The COVID-19 pandemic is showing the importance of global cooperation in confronting major challenges, including food insecurity. UN Secretary-General Antonio Guterres called on the international community to step up its efforts to achieve all 17 sustainable development goals by transforming the food system. Poverty, income inequality and the high cost of food have continued to make securing a healthy, adequate diet “out of reach” for about three billion people on the planet and fighting against hunger remains a challenge in many areas.
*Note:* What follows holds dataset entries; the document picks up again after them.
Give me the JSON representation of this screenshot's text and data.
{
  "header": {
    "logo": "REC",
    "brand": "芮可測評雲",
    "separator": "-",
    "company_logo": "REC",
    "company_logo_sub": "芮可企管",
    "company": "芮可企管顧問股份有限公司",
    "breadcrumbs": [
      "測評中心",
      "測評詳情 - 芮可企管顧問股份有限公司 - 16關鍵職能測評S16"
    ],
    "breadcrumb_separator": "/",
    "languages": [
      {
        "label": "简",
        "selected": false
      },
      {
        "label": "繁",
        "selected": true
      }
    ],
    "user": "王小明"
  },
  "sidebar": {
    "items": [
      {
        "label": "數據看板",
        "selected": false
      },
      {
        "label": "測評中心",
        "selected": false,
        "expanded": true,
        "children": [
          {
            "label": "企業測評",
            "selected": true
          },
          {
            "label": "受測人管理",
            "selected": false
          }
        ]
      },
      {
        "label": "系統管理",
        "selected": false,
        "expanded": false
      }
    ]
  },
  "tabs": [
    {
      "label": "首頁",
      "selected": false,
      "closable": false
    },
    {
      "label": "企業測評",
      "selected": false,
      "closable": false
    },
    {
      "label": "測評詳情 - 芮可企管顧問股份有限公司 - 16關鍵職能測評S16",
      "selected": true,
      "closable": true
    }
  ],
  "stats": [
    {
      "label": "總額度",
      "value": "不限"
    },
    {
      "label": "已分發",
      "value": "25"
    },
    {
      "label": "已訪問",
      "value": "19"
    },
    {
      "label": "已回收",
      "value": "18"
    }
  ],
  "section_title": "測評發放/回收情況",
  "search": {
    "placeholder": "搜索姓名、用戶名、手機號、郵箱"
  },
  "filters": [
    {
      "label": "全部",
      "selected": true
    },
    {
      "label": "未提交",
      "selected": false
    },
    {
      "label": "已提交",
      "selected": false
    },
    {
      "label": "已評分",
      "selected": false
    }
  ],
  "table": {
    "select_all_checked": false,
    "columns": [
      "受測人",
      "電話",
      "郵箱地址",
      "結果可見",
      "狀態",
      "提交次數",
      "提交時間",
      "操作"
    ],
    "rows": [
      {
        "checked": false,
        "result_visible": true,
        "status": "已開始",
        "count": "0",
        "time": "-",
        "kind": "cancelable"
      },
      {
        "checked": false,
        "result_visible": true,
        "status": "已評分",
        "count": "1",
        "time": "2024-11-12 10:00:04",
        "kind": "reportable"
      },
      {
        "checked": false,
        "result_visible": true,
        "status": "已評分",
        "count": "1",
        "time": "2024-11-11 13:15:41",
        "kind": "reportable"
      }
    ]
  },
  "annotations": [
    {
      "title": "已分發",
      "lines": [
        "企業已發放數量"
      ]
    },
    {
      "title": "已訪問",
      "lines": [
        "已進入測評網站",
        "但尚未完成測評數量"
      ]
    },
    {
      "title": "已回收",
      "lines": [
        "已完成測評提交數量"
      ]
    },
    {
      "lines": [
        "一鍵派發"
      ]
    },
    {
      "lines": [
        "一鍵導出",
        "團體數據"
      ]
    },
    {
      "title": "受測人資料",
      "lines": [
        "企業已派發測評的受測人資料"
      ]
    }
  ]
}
Food insecurity is at risk of being exacerbated in the current epidemic context. About 270 million people worldwide are on the verge of starvation. UN officials emphasise that the COVID-19 pandemic has demonstrated the fragility of the global food system, thereby requiring a more equitable, sustainable and flexible system to ensure it provides stable and continuous food for about 8.5 billion people around the world by 2030.

Worryingly, not only poor countries but also rich countries are having a “headache” due to food insecurity. According to a recent report by the UN, nearly 9% of people in Europe and North America experienced moderate or severe food insecurity in 2020. This figure was up from that of 7.7% recorded a year earlier. The report points out that those who fell into poverty in rich countries were self-employed, or temporary contract workers.

Dealing with the “pandemic of hunger” is an immediate task of governments and the international community. The UN Secretary-General has also called for a simultaneous solution to both hunger and conflict, as the two issues are interrelated. According to him, addressing hunger is also the foundation for stability and peace. Meanwhile, the Director-General of the Food and Agriculture Organization (FAO) also called for addressing the root causes of severe hunger and making the agro-food system more efficient, resilient, and sustainable.